The campus stretched up to the Camden Public Library, where PopTech organized an interactive exhibit through the N Square Initiative. The exhibit, sponsored by the John D. and Catherine T. MacArthur Foundation, the Carnegie Corporation of New York, the Ploughshares Fund, and others, the exhibit provided school groups and visitors with an amazing walk through the history of nuclear weapons. Using tools such as Google Glass, the exhibit displayed ways society is dealing with the proliferation of weapons both now and in planning for the future. The N Square exhibit is making stops in San Francisco, New York, Los Angeles, and thanks to the creative minds at PopTech, its very first stop was Camden. Maria and I said to each other as we sat in my office, how lucky are we to have these enriching cultural resources to expand our knowledge and impact our kids? Who would guess this would exist in our small coastal Maine hometown?

During each of our major conferences (The Camden Conference in February, the Camden International Film Festival in September and PopTech in October) we see attendees milling about the Opera House sidewalk and walking through town as they make their way to the harbor or in search of a meal. Participants fill our local inns, shop in our shops, visit Camden’s restaurants and boost our economy while they’re here. The conferences contract with local service providers and caterers, reserve hotel rooms for speakers, employ extra staff and keep van drivers very busy. A recent economic impact study by the University of Maine found that the Camden Conference spends an estimated $300,000 on employment related to their weekend event, with an additional $330 per participant for labor hired directly and indirectly for the conference. The study went on to show that attendees of the Camden Conference spend an average of $850 over those three days in February, and that local lodging expenditures reach $80,000. In addition to the significant economic contribution, 20 percent of the conference’s attendees are enrolled students and receive complimentary tickets. The far-reaching impact of the conference is cultural, economic and educational, all quietly fostered by a group of our Camden neighbors for the last 28 years.

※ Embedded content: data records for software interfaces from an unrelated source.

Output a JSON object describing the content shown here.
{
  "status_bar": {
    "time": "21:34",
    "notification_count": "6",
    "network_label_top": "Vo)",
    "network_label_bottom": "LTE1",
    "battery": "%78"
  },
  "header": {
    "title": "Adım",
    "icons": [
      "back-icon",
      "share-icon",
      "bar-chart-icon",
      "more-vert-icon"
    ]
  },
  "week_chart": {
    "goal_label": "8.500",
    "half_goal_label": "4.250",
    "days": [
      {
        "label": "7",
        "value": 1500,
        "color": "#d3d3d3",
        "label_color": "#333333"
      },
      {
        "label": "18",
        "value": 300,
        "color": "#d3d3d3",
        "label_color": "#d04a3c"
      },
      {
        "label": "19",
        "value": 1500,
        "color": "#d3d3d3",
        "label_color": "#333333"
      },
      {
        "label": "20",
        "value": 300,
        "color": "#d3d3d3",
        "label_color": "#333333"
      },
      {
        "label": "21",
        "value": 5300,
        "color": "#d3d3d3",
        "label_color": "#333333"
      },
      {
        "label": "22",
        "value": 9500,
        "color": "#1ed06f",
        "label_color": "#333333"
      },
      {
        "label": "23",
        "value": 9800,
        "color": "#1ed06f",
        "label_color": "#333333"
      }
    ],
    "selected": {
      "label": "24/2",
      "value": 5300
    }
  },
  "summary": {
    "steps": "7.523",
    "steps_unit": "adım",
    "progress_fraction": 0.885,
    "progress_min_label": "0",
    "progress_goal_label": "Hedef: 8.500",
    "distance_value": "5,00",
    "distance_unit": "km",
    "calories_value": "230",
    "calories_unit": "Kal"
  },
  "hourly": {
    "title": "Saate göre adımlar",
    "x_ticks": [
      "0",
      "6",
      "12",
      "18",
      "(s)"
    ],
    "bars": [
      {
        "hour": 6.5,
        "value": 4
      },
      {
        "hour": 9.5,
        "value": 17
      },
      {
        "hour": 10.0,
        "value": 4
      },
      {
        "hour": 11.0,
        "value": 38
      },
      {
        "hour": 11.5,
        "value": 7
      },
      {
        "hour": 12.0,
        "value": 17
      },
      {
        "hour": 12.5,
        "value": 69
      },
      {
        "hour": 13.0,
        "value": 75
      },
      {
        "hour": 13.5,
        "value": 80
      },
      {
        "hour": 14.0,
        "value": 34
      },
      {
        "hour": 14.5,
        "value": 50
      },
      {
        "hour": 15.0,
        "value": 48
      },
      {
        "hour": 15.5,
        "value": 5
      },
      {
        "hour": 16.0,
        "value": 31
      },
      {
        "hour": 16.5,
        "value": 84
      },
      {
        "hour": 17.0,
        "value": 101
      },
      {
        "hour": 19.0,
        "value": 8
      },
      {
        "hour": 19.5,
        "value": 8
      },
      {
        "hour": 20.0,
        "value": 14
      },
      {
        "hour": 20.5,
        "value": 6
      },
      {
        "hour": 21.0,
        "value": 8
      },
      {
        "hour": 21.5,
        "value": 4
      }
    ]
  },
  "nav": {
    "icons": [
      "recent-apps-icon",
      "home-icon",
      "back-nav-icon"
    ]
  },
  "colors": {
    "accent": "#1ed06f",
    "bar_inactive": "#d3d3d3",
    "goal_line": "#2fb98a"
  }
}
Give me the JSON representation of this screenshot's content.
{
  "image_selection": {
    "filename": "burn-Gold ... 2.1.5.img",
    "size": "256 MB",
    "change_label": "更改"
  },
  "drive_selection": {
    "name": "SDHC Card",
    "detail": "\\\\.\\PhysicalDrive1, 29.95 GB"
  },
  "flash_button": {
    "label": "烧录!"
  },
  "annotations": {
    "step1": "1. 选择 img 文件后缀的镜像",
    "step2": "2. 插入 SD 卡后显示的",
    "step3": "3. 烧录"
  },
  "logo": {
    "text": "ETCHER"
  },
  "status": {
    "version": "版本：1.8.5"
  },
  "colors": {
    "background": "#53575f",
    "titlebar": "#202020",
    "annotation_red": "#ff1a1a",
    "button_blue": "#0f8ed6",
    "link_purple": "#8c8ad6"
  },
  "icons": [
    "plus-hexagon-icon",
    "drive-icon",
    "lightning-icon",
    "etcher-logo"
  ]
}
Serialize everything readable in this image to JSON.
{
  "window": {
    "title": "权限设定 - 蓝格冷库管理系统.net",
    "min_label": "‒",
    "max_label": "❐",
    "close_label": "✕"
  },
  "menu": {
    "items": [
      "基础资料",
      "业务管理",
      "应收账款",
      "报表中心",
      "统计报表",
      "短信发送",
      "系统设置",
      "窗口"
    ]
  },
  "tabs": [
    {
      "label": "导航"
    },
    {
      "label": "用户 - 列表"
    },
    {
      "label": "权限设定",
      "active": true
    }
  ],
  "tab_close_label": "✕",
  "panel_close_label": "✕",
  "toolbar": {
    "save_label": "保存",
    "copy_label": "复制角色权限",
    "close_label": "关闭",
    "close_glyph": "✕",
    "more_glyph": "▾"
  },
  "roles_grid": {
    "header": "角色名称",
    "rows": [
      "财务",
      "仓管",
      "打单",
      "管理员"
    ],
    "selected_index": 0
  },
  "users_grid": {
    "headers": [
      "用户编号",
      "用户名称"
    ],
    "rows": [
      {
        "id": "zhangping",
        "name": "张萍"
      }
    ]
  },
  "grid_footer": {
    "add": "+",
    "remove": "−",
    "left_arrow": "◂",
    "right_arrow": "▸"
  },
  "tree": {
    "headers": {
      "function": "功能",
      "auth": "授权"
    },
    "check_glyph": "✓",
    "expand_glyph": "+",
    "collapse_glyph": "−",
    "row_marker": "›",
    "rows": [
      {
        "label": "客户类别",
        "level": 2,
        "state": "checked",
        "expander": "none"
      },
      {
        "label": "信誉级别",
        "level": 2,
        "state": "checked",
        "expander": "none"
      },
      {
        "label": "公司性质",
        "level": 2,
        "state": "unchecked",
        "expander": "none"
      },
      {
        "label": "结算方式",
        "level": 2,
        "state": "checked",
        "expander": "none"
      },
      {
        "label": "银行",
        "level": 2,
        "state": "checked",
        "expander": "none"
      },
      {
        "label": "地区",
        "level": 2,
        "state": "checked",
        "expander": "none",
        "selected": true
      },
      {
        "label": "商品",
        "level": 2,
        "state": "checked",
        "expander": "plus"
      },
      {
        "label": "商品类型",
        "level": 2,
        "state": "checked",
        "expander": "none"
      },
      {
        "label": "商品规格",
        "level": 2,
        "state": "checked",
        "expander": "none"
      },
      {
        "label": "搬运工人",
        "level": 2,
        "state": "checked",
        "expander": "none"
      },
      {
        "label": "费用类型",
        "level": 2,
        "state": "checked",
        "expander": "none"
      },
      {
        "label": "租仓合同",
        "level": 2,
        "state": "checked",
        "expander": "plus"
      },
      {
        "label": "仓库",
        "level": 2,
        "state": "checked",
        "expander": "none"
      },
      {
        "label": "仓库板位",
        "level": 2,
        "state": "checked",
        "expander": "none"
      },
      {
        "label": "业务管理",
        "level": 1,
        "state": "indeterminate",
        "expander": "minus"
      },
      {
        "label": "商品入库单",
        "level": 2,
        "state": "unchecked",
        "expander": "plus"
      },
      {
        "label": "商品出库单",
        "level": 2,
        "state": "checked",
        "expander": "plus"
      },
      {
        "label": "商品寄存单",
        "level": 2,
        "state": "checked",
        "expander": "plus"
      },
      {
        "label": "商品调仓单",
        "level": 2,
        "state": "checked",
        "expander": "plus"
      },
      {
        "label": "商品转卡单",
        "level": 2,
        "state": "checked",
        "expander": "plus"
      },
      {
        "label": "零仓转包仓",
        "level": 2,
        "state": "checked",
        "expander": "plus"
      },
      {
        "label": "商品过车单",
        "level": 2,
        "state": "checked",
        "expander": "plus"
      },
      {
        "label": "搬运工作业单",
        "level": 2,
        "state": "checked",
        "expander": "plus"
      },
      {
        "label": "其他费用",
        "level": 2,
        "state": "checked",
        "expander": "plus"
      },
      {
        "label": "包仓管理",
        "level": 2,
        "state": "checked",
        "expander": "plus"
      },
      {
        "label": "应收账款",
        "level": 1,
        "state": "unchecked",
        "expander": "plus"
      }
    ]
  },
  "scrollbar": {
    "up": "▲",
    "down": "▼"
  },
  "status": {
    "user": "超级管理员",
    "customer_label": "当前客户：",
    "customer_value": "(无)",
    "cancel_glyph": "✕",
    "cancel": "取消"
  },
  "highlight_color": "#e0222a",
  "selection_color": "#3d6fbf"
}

The Camden Conference has expanded to offer 50 to 70 community outreach programs that span all four seasons, related to the theme of its February conference which this year is “The New Africa." These free community programs have grown to draw a total of 2, 500 to 3,000 people annually.

In 2016, the Camden Conference will be in its 29th year, the Camden International Film Festival is in its 12th, and PopTech will celebrate two decades of conferences at the local Opera House. The Camden International Film Festival’s programs have grown year-round as well. CIFF brings emerging filmmakers to Camden from all over the country for workshops where they consult with mentors and connect with influential industry leaders. The festival has become recognized by CNN and Tribecca as a niche showcase for documentary films. CIFF founder Ben Fowlie says that following the 2015 festival, he feels the event’s come into its own. “Repeat attendees know where their favorite Camden haunts are now,” he told us. “They’re making the most of being here. Our participants know which are their favorite restaurants and we don’t have to give them directions. They feel comfortable when they arrive and make themselves at home.” Ben intentionally chose Camden as the location for the festival because he also grew up in this town. He’s as passionate about Camden as Superintendent Libby and I are, and as many of you have grown to be too.

Community impact can take several forms, economic, cultural, educational or simply neighbor-to-neighbor. When you add it all up, we are certainly fortunate. No wonder we stay.

I will be offering this column on a regular basis in my new role. Community engagement is the key that I work toward: no matter where our individual interests lie, we’re all engaged in something. I hope you share your ideas, skills and interests with the community whenever you are inspired to, because participation makes it a better place for everyone. They say it takes a village, and luckily we have a strong one.

Comments (0)
If you wish to comment, please login.